• **Exercise description**
Please give nothing except the number of lines in the records below that include the word "link".

• **Data to examine**
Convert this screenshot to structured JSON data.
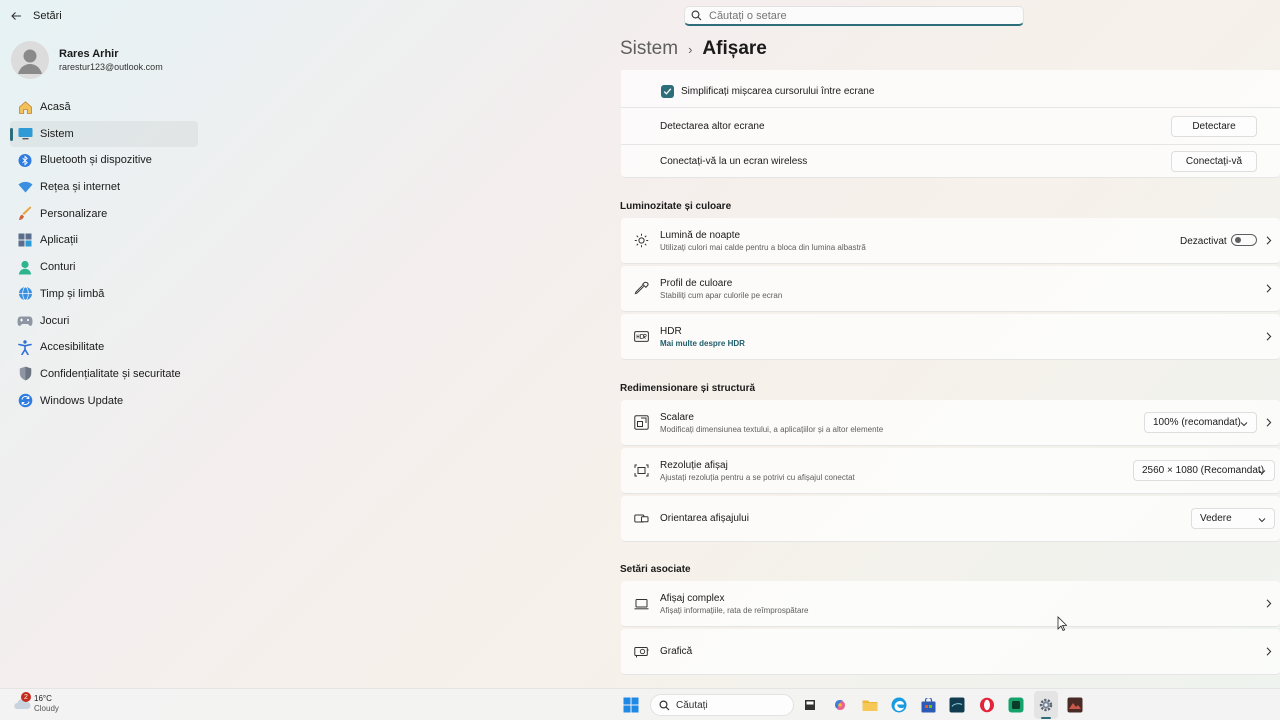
{
  "window": {
    "app_title": "Setări"
  },
  "search": {
    "placeholder": "Căutați o setare"
  },
  "profile": {
    "name": "Rares Arhir",
    "email": "rarestur123@outlook.com"
  },
  "sidebar": {
    "items": [
      {
        "label": "Acasă",
        "icon": "home-icon"
      },
      {
        "label": "Sistem",
        "icon": "system-icon",
        "active": true
      },
      {
        "label": "Bluetooth și dispozitive",
        "icon": "bluetooth-icon"
      },
      {
        "label": "Rețea și internet",
        "icon": "wifi-icon"
      },
      {
        "label": "Personalizare",
        "icon": "brush-icon"
      },
      {
        "label": "Aplicații",
        "icon": "apps-icon"
      },
      {
        "label": "Conturi",
        "icon": "account-icon"
      },
      {
        "label": "Timp și limbă",
        "icon": "globe-clock-icon"
      },
      {
        "label": "Jocuri",
        "icon": "gamepad-icon"
      },
      {
        "label": "Accesibilitate",
        "icon": "accessibility-icon"
      },
      {
        "label": "Confidențialitate și securitate",
        "icon": "shield-icon"
      },
      {
        "label": "Windows Update",
        "icon": "update-icon"
      }
    ]
  },
  "breadcrumb": {
    "parent": "Sistem",
    "separator": "›",
    "current": "Afișare"
  },
  "multi_display": {
    "ease_cursor": {
      "label": "Simplificați mișcarea cursorului între ecrane",
      "checked": true
    },
    "detect": {
      "label": "Detectarea altor ecrane",
      "button": "Detectare"
    },
    "wireless": {
      "label": "Conectați-vă la un ecran wireless",
      "button": "Conectați-vă"
    }
  },
  "brightness": {
    "heading": "Luminozitate și culoare",
    "night_light": {
      "title": "Lumină de noapte",
      "subtitle": "Utilizați culori mai calde pentru a bloca din lumina albastră",
      "status": "Dezactivat",
      "on": false
    },
    "color_profile": {
      "title": "Profil de culoare",
      "subtitle": "Stabiliți cum apar culorile pe ecran"
    },
    "hdr": {
      "title": "HDR",
      "link": "Mai multe despre HDR"
    }
  },
  "scale_layout": {
    "heading": "Redimensionare și structură",
    "scale": {
      "title": "Scalare",
      "subtitle": "Modificați dimensiunea textului, a aplicațiilor și a altor elemente",
      "value": "100% (recomandat)"
    },
    "resolution": {
      "title": "Rezoluție afișaj",
      "subtitle": "Ajustați rezoluția pentru a se  potrivi cu afișajul conectat",
      "value": "2560 × 1080 (Recomandat)"
    },
    "orientation": {
      "title": "Orientarea afișajului",
      "value": "Vedere"
    }
  },
  "related": {
    "heading": "Setări asociate",
    "advanced": {
      "title": "Afișaj complex",
      "subtitle": "Afișați informațiile, rata de reîmprospătare"
    },
    "graphics": {
      "title": "Grafică"
    }
  },
  "taskbar": {
    "weather": {
      "temp": "16°C",
      "condition": "Cloudy",
      "badge": "2"
    },
    "search_label": "Căutați"
  },
  "colors": {
    "accent": "#2d6e7a"
  }
}
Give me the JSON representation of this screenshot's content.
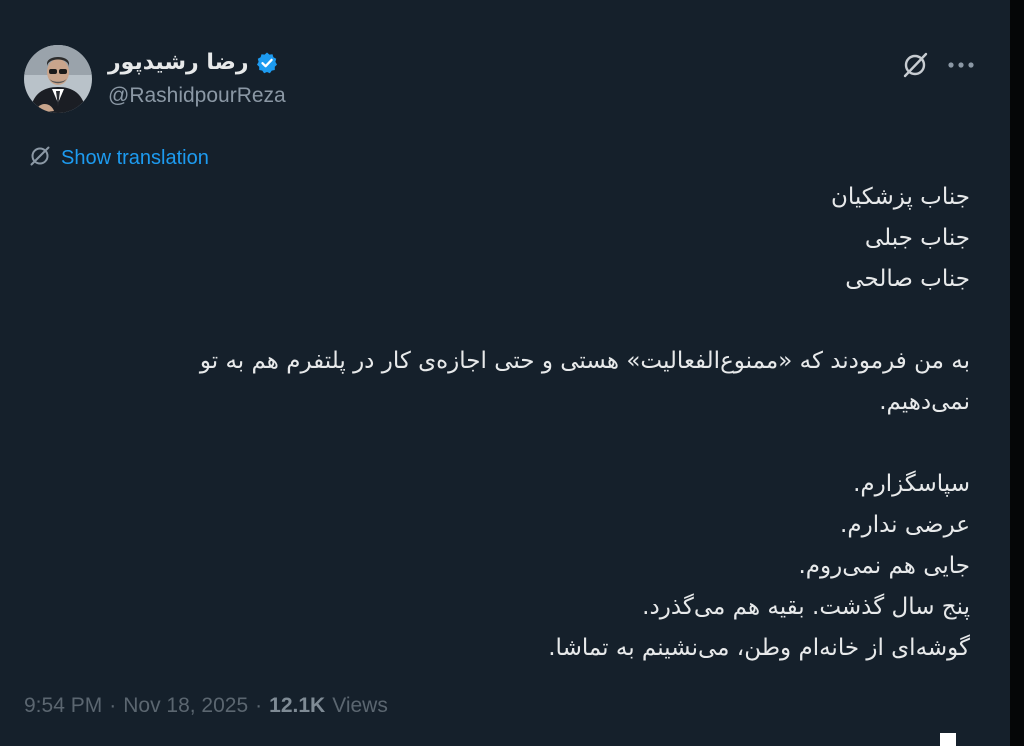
{
  "tweet": {
    "author": {
      "display_name": "رضا رشیدپور",
      "handle": "@RashidpourReza",
      "verified": true,
      "avatar_icon": "profile-photo"
    },
    "translation_label": "Show translation",
    "text_lines": [
      "جناب پزشکیان",
      "جناب جبلی",
      "جناب صالحی",
      "",
      "به من فرمودند که «ممنوع‌الفعالیت» هستی و حتی اجازه‌ی کار در پلتفرم هم به تو",
      "نمی‌دهیم.",
      "",
      "سپاسگزارم.",
      "عرضی ندارم.",
      "جایی هم نمی‌روم.",
      "پنج سال گذشت. بقیه هم می‌گذرد.",
      "گوشه‌ای از خانه‌ام وطن، می‌نشینم به تماشا."
    ],
    "meta": {
      "time": "9:54 PM",
      "separator": "·",
      "date": "Nov 18, 2025",
      "views_count": "12.1K",
      "views_label": "Views"
    }
  },
  "icons": {
    "verified": "verified-badge-icon",
    "grok": "grok-icon",
    "more": "more-options-icon",
    "translate": "translate-globe-icon"
  },
  "colors": {
    "background": "#15202b",
    "text": "#e7e9ea",
    "secondary_text": "#8b98a5",
    "link": "#1d9bf0",
    "verified": "#1d9bf0"
  }
}
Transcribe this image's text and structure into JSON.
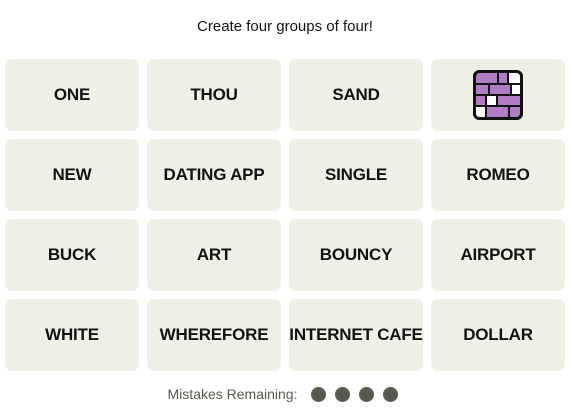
{
  "instructions": "Create four groups of four!",
  "tiles": [
    {
      "label": "ONE"
    },
    {
      "label": "THOU"
    },
    {
      "label": "SAND"
    },
    {
      "label": "",
      "icon": "purple-brick-grid-icon"
    },
    {
      "label": "NEW"
    },
    {
      "label": "DATING APP"
    },
    {
      "label": "SINGLE"
    },
    {
      "label": "ROMEO"
    },
    {
      "label": "BUCK"
    },
    {
      "label": "ART"
    },
    {
      "label": "BOUNCY"
    },
    {
      "label": "AIRPORT"
    },
    {
      "label": "WHITE"
    },
    {
      "label": "WHEREFORE"
    },
    {
      "label": "INTERNET CAFE"
    },
    {
      "label": "DOLLAR"
    }
  ],
  "mistakes": {
    "label": "Mistakes Remaining:",
    "remaining": 4
  },
  "colors": {
    "tile_background": "#efefe6",
    "tile_text": "#121212",
    "dot": "#5a594e",
    "icon_purple": "#b07cc4"
  }
}
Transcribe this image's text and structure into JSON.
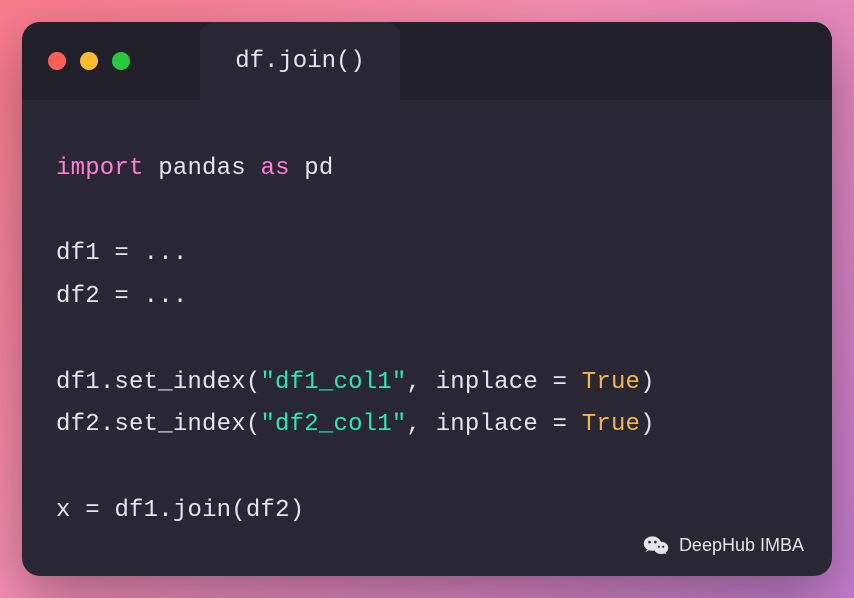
{
  "tab": {
    "title": "df.join()"
  },
  "code": {
    "l1": {
      "kw_import": "import",
      "pandas": "pandas",
      "kw_as": "as",
      "alias": "pd"
    },
    "l3": {
      "lhs": "df1",
      "eq": "=",
      "rhs": "..."
    },
    "l4": {
      "lhs": "df2",
      "eq": "=",
      "rhs": "..."
    },
    "l6": {
      "obj": "df1",
      "dot": ".",
      "fn": "set_index",
      "lp": "(",
      "str": "\"df1_col1\"",
      "comma": ",",
      "arg": "inplace",
      "eq": "=",
      "val": "True",
      "rp": ")"
    },
    "l7": {
      "obj": "df2",
      "dot": ".",
      "fn": "set_index",
      "lp": "(",
      "str": "\"df2_col1\"",
      "comma": ",",
      "arg": "inplace",
      "eq": "=",
      "val": "True",
      "rp": ")"
    },
    "l9": {
      "lhs": "x",
      "eq": "=",
      "obj": "df1",
      "dot": ".",
      "fn": "join",
      "lp": "(",
      "arg": "df2",
      "rp": ")"
    }
  },
  "watermark": {
    "text": "DeepHub IMBA"
  }
}
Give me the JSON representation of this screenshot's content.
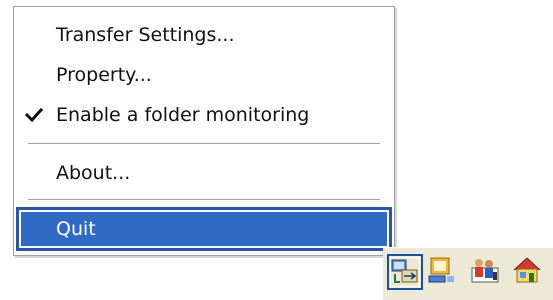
{
  "context_menu": {
    "items": [
      {
        "label": "Transfer Settings...",
        "checked": false
      },
      {
        "label": "Property...",
        "checked": false
      },
      {
        "label": "Enable a folder monitoring",
        "checked": true
      },
      {
        "label": "About...",
        "checked": false
      },
      {
        "label": "Quit",
        "checked": false,
        "highlighted": true
      }
    ]
  },
  "tray": {
    "icons": [
      {
        "name": "transfer-app-tray-icon",
        "active": true
      },
      {
        "name": "network-tray-icon",
        "active": false
      },
      {
        "name": "users-tray-icon",
        "active": false
      },
      {
        "name": "home-network-tray-icon",
        "active": false
      }
    ]
  },
  "colors": {
    "selection_bg": "#316ac5",
    "selection_border": "#2957a6",
    "menu_border": "#a0a0a0",
    "tray_bg": "#ece9d8"
  }
}
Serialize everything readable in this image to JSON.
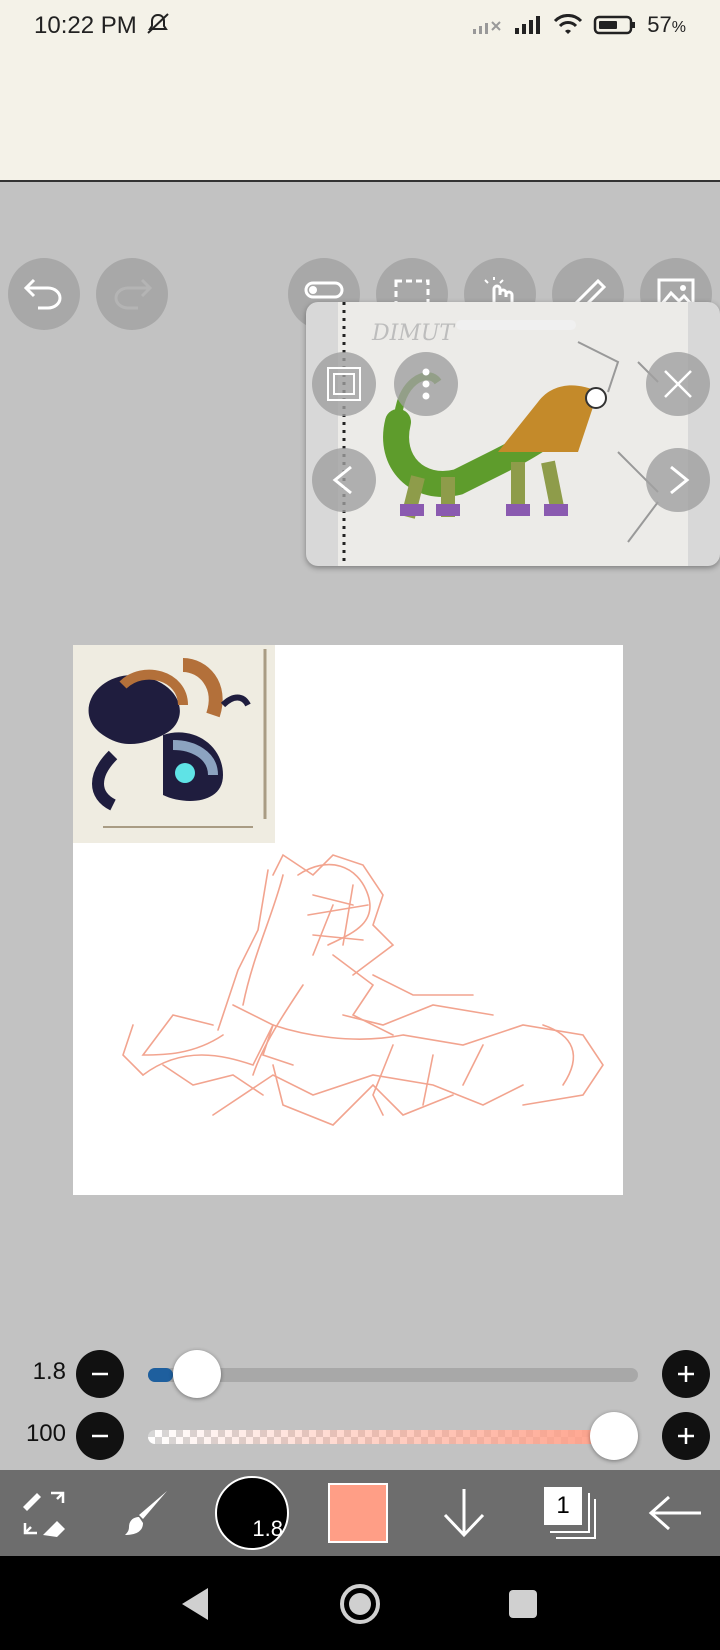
{
  "status": {
    "time": "10:22 PM",
    "battery": "57",
    "battery_unit": "%"
  },
  "top_icons": [
    "undo-icon",
    "redo-icon",
    "toggle-icon",
    "selection-icon",
    "hand-icon",
    "ruler-icon",
    "image-icon"
  ],
  "brush_size": {
    "label": "1.8",
    "value": 1.8,
    "fraction": 0.05
  },
  "opacity": {
    "label": "100",
    "value": 100,
    "fraction": 1.0
  },
  "toolbar": {
    "brush_size_label": "1.8",
    "layer_count": "1",
    "current_color": "#ff9e86"
  },
  "colors": {
    "sketch_stroke": "#f2a48f",
    "status_bg": "#f4f2e8",
    "workspace_bg": "#c2c2c2"
  }
}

• **Expected output**
2